-- The records follows --
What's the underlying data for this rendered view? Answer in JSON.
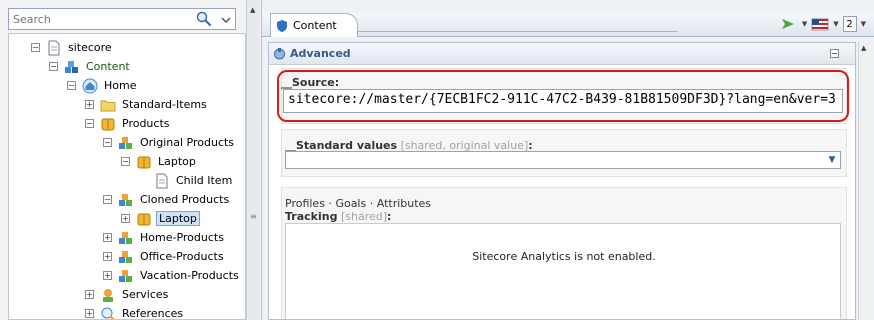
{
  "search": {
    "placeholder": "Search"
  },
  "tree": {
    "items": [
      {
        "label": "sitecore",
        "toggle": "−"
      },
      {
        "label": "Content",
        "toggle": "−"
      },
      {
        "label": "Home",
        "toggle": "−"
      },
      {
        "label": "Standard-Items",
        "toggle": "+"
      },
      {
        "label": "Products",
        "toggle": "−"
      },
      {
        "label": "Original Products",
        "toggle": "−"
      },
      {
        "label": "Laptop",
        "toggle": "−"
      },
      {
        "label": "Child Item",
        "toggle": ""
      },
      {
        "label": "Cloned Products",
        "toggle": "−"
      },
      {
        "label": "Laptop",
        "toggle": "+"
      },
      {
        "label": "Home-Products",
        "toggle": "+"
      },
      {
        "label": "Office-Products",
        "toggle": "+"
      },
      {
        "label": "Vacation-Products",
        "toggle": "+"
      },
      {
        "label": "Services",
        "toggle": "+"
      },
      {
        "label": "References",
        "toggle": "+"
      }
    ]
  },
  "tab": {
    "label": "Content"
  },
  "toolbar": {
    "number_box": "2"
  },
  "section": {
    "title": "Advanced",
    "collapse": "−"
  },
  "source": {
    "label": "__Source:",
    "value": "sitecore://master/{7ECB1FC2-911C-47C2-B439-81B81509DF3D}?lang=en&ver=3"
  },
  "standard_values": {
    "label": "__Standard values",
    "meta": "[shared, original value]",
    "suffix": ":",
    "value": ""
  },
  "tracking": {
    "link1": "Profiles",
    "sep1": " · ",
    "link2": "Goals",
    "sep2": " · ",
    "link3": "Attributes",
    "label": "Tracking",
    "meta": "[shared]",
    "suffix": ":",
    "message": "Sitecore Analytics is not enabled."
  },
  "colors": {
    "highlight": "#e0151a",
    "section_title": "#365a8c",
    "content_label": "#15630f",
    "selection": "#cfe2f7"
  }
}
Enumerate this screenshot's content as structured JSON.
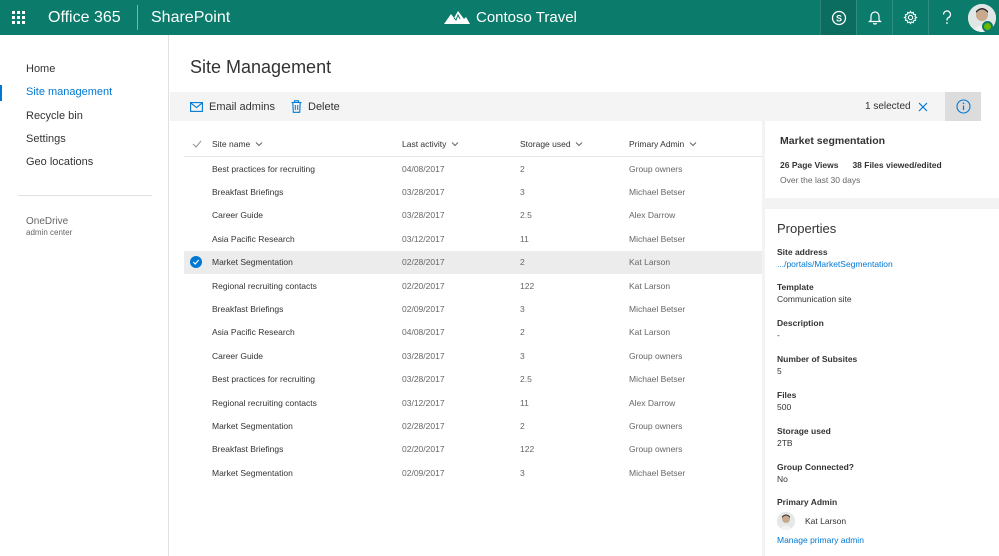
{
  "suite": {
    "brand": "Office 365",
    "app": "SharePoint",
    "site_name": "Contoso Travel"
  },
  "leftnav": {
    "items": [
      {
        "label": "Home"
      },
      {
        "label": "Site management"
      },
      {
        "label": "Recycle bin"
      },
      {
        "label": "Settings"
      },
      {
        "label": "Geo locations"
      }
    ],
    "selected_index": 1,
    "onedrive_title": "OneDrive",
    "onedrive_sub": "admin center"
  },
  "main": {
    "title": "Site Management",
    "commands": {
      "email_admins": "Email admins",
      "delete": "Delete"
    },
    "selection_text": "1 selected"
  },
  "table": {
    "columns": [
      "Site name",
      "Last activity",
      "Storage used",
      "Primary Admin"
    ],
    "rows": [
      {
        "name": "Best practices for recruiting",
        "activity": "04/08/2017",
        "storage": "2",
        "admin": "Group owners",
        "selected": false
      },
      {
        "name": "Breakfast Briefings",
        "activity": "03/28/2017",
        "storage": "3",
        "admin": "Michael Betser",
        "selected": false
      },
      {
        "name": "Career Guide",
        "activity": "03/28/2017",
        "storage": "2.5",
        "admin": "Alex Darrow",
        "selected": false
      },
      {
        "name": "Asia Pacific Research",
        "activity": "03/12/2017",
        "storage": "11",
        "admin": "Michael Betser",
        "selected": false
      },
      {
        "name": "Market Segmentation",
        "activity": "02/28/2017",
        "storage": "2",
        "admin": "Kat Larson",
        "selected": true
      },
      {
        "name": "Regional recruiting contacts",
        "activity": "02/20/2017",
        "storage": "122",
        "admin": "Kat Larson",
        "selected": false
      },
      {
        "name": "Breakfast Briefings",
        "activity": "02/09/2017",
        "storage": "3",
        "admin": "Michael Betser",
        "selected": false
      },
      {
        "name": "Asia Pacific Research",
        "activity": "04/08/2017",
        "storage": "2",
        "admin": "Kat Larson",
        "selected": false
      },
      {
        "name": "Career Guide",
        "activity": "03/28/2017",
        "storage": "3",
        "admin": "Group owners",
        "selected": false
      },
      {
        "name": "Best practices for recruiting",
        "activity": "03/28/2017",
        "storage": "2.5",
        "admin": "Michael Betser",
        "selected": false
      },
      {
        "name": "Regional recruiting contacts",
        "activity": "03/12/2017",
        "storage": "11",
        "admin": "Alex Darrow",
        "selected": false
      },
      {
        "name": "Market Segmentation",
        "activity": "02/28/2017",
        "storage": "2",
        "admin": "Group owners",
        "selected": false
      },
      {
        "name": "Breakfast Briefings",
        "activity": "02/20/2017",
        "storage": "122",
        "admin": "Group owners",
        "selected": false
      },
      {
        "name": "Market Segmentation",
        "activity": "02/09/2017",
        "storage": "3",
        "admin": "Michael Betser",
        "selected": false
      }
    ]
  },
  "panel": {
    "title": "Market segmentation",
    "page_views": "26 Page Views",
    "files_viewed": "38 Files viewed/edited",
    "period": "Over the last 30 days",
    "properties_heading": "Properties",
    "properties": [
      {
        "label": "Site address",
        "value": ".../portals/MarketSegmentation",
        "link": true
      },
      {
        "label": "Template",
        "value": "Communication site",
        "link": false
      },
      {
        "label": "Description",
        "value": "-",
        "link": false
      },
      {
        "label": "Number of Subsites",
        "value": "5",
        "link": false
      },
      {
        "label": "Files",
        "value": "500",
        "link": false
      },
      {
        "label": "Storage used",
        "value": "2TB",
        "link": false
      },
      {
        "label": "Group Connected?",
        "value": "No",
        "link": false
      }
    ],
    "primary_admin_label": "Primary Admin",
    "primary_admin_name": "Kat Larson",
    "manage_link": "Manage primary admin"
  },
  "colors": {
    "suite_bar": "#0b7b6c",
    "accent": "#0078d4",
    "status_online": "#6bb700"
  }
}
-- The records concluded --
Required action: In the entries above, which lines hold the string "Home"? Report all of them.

Solution to this exercise:
        "label": "Home",
        "label": "Home-Products",
        "label": "Home"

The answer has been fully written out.